My old coworker, Ramon Muzquiz, was always willing to dive into coffee knowledge with me. He was always very passionate, detail-oriented, and inquisitive. He wasn’t above being wrong, and his palate was always pretty sharp. He helped me develop my palate when I was learning coffee.
What do you wish someone would've told you when you were first starting out in coffee?
I wish someone would have told me that most baristas are kind of bull**** along the way. There can be a lot of arrogance and pride in the coffee world (which is weird to me), but everyone is simply just trying. We’re all trying to learn and develop our palates and have fun.
Name three coffee apparatuses you'd take into space with you.
Best song to brew coffee to:
Next Time/Humble Pie—The Internet
Look into the crystal ball—where do you see yourself in 20 years?
I have kids with Ben, we still love coffee and have a shop, we still live in Denton, TX, and my parents will have been able to move up to Denton from southeast Texas (which is six hours away ☹️).
What'd you eat for breakfast this morning?
I didn’t eat breakfast. I’m a coffee shop owner but also full-time barista. So I don’t have time to do that. Can I get an amen from all you baristas?
When did you last drink coffee?
I’m drinking some right now.
What is it?
It’s an Ecuador coffee from Sweet Bloom (Rosa Encarnacion), and it is straight fire.

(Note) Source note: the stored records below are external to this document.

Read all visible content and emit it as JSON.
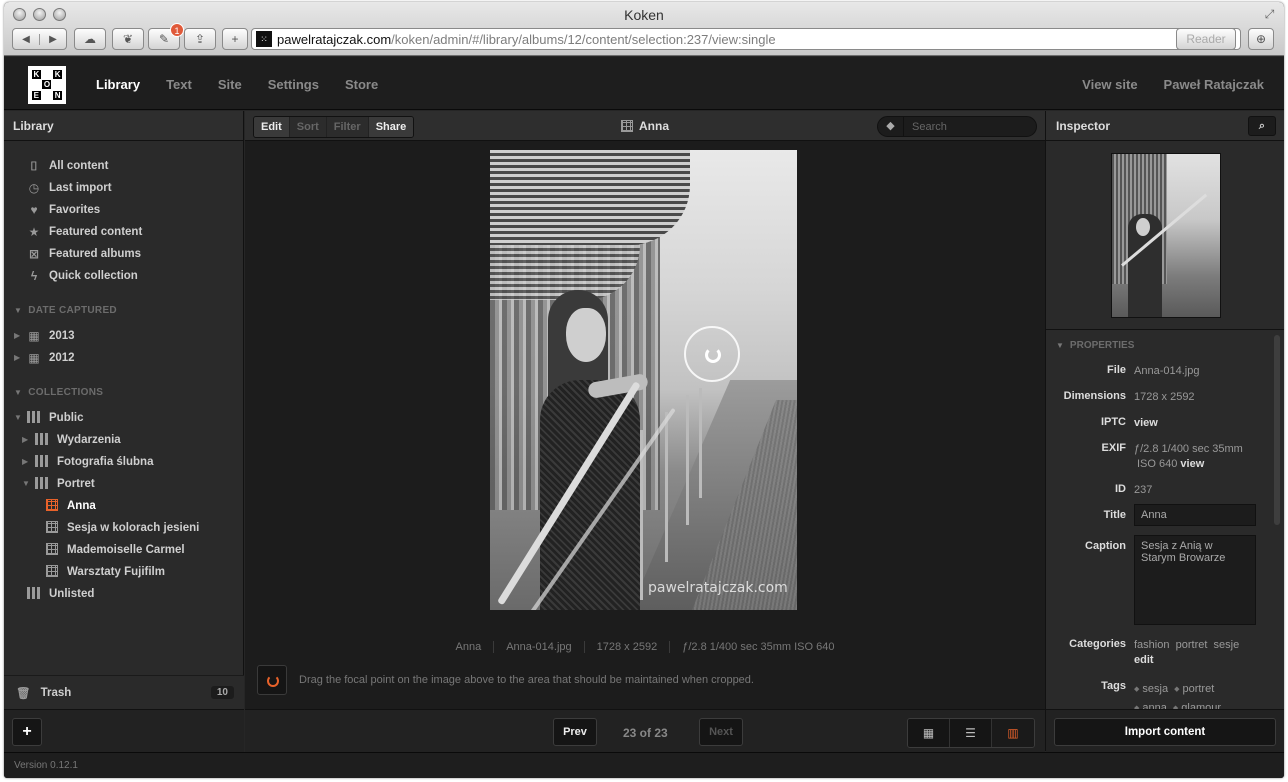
{
  "browser": {
    "title": "Koken",
    "url_host": "pawelratajczak.com",
    "url_path": "/koken/admin/#/library/albums/12/content/selection:237/view:single",
    "reader_label": "Reader",
    "notification_count": "1"
  },
  "header": {
    "logo_letters": [
      "K",
      "",
      "K",
      "",
      "O",
      "",
      "E",
      "",
      "N"
    ],
    "nav": [
      "Library",
      "Text",
      "Site",
      "Settings",
      "Store"
    ],
    "active_nav": "Library",
    "view_site": "View site",
    "user_name": "Paweł Ratajczak"
  },
  "sidebar": {
    "title": "Library",
    "quick_items": [
      {
        "label": "All content",
        "icon": "camera-icon"
      },
      {
        "label": "Last import",
        "icon": "clock-icon"
      },
      {
        "label": "Favorites",
        "icon": "heart-icon"
      },
      {
        "label": "Featured content",
        "icon": "star-icon"
      },
      {
        "label": "Featured albums",
        "icon": "featured-album-icon"
      },
      {
        "label": "Quick collection",
        "icon": "lightning-icon"
      }
    ],
    "date_section": "DATE CAPTURED",
    "years": [
      "2013",
      "2012"
    ],
    "collections_section": "COLLECTIONS",
    "collections": {
      "public": "Public",
      "wydarzenia": "Wydarzenia",
      "fotografia_slubna": "Fotografia ślubna",
      "portret": "Portret",
      "albums": [
        "Anna",
        "Sesja w kolorach jesieni",
        "Mademoiselle Carmel",
        "Warsztaty Fujifilm"
      ],
      "active_album": "Anna",
      "unlisted": "Unlisted"
    },
    "trash_label": "Trash",
    "trash_count": "10",
    "add_label": "+"
  },
  "center": {
    "actions": [
      "Edit",
      "Sort",
      "Filter",
      "Share"
    ],
    "album_title": "Anna",
    "search_placeholder": "Search",
    "watermark": "pawelratajczak.com",
    "meta": [
      "Anna",
      "Anna-014.jpg",
      "1728 x 2592",
      "ƒ/2.8  1/400 sec  35mm  ISO 640"
    ],
    "focal_hint": "Drag the focal point on the image above to the area that should be maintained when cropped.",
    "prev_label": "Prev",
    "next_label": "Next",
    "page_count": "23 of 23",
    "views": [
      "grid-view-icon",
      "list-view-icon",
      "filmstrip-view-icon"
    ],
    "accent_color": "#e8622a"
  },
  "inspector": {
    "title": "Inspector",
    "properties_head": "PROPERTIES",
    "file_label": "File",
    "file_value": "Anna-014.jpg",
    "dimensions_label": "Dimensions",
    "dimensions_value": "1728 x 2592",
    "iptc_label": "IPTC",
    "iptc_value": "view",
    "exif_label": "EXIF",
    "exif_line1": "ƒ/2.8  1/400 sec  35mm",
    "exif_line2": "ISO 640",
    "exif_view": "view",
    "id_label": "ID",
    "id_value": "237",
    "title_label": "Title",
    "title_value": "Anna",
    "caption_label": "Caption",
    "caption_value": "Sesja z Anią w Starym Browarze",
    "categories_label": "Categories",
    "categories": [
      "fashion",
      "portret",
      "sesje"
    ],
    "categories_edit": "edit",
    "tags_label": "Tags",
    "tags": [
      "sesja",
      "portret",
      "anna",
      "glamour"
    ],
    "import_label": "Import content"
  },
  "status": {
    "version": "Version 0.12.1"
  }
}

Zachary Carlsen is a co-founder and editor at Sprudge Media Network. Read more Zachary Carlsen on Sprudge.